For example, if you run online ads to promote an event at your venue, analytics will only tell you how much traffic is being sent to your website. Tracking links will show you which advertising is converting to sales, helping you spend more on the right channels.
Suggested reading: How Venues Can Use Live Music Data to Stay in the Black
14. Create a segmented email database
If you have an email newsletter for your venue, make sure you have a clearly segmented list to separate your event business from other customers that come through the door. Event organisers don’t need to receive a weekly list of what is happening in your venue, but they might be interested in a quarterly targeted email that tells them information on the success of recent events or upcoming promotional offers to book your space.
15. Add a blog to your website
When hosting events, write a blog post wrap up about the highlights. You might wonder why you would go to the effort of writing about an event that is over, but there are a ton of benefits to adding regular content to your blog, including:
- Improving your search results with fresh content
- Giving potential guests further insight on what an event at your venue looks like
- Creating links to share via email or social media
- Linking to valued sponsors or event partners
- Showcasing more photography and videos on your site
Suggested reading: 5 Tips for Writing a Great Blog Post for Your Event
How to optimise your venue for events

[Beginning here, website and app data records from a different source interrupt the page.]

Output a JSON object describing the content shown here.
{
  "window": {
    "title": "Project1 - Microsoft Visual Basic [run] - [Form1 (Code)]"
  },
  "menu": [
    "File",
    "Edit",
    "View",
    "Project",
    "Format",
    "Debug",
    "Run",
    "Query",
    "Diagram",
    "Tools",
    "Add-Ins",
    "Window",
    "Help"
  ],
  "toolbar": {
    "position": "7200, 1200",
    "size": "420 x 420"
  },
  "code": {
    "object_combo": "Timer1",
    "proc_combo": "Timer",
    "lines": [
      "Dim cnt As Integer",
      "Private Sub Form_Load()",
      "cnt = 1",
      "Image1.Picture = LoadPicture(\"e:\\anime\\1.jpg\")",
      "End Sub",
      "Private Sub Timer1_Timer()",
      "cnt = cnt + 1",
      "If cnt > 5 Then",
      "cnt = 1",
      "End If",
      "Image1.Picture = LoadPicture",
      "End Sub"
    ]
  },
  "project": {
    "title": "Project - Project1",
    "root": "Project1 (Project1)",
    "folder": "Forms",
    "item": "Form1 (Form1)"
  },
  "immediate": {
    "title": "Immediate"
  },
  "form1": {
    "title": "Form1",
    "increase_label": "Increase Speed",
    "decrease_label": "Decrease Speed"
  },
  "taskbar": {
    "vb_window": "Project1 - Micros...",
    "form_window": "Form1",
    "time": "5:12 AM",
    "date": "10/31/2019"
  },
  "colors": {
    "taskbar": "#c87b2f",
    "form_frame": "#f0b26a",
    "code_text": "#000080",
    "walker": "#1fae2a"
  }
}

It’s hard to find time to promote your venue when you’re busy managing events. To find out how to produce events more efficiently — including how to maximise staff productivity and simplify bookings and holds — download the free guide: How to Boost Your Event Venue Productivity with Technology.